INSTRUCTIONS TO FOLLOW: Whichever lines of the entries hold the word "Telnet" should be identified and copied.
[[ TASK INPUTS open ]]
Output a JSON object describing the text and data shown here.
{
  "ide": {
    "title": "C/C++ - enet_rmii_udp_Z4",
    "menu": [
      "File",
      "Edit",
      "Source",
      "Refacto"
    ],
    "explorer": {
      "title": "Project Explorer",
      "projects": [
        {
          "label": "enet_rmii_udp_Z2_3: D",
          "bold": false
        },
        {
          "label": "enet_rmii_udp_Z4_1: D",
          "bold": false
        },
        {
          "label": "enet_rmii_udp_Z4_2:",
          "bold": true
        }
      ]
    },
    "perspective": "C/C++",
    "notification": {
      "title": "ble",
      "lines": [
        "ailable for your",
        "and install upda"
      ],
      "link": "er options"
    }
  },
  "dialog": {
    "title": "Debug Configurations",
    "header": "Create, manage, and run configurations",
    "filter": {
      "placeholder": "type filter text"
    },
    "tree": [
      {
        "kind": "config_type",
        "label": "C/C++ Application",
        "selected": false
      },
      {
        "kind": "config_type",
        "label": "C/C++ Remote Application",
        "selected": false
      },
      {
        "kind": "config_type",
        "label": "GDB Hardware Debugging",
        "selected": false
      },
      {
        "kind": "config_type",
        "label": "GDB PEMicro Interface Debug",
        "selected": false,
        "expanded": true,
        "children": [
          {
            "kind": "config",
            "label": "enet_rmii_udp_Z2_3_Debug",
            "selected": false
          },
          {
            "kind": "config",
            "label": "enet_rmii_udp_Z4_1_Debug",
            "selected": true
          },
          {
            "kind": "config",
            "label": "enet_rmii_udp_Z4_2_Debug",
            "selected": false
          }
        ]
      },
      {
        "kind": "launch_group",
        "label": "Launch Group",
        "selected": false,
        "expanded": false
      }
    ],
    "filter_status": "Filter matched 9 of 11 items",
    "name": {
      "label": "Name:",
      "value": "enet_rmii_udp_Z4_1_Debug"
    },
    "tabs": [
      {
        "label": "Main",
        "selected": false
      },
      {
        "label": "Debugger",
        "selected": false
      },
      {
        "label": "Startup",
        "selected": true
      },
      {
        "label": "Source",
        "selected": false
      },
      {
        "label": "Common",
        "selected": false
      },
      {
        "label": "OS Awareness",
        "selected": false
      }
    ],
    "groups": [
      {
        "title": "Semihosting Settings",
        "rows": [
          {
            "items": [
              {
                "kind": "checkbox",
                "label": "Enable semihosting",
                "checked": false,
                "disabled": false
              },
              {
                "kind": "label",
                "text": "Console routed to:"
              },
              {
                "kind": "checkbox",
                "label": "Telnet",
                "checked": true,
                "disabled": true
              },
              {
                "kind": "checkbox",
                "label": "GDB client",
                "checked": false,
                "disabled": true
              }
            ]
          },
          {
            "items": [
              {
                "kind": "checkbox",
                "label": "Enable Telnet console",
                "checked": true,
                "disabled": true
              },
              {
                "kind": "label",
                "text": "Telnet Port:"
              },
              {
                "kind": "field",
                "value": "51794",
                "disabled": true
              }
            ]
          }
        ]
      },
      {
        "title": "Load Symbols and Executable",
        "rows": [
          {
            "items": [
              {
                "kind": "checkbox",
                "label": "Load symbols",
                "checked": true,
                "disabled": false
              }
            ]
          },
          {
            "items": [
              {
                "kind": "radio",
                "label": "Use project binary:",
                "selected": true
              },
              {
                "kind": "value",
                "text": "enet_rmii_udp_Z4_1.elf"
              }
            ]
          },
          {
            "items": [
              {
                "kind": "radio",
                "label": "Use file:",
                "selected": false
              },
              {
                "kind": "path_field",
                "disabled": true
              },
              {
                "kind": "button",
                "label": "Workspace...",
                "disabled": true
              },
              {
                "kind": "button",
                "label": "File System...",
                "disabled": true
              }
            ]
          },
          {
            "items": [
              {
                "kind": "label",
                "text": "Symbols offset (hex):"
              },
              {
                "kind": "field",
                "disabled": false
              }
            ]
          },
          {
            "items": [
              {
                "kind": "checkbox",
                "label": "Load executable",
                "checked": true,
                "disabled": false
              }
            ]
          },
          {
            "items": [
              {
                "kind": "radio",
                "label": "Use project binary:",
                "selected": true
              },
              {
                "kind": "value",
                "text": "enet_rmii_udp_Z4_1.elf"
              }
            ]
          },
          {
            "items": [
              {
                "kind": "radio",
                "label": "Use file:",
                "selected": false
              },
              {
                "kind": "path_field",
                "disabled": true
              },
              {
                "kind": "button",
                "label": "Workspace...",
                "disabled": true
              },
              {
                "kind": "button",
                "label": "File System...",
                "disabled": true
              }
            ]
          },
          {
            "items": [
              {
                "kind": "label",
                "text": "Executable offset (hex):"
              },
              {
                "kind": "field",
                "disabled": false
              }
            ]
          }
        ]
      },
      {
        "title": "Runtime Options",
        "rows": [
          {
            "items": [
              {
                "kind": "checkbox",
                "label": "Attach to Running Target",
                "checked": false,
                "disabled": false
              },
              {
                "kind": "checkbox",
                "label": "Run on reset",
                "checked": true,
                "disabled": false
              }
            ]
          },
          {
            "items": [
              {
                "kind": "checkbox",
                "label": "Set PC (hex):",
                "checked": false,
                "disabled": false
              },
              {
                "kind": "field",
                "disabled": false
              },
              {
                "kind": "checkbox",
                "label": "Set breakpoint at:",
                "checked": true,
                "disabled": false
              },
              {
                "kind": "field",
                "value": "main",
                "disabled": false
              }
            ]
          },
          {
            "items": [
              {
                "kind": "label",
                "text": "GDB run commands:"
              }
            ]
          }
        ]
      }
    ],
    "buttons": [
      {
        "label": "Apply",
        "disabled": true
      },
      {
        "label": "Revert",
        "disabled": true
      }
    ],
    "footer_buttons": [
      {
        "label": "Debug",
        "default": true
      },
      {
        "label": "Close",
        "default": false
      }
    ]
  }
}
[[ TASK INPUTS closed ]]
ANSWER SPACE:
                "label": "Telnet",
                "label": "Enable Telnet console",
                "text": "Telnet Port:"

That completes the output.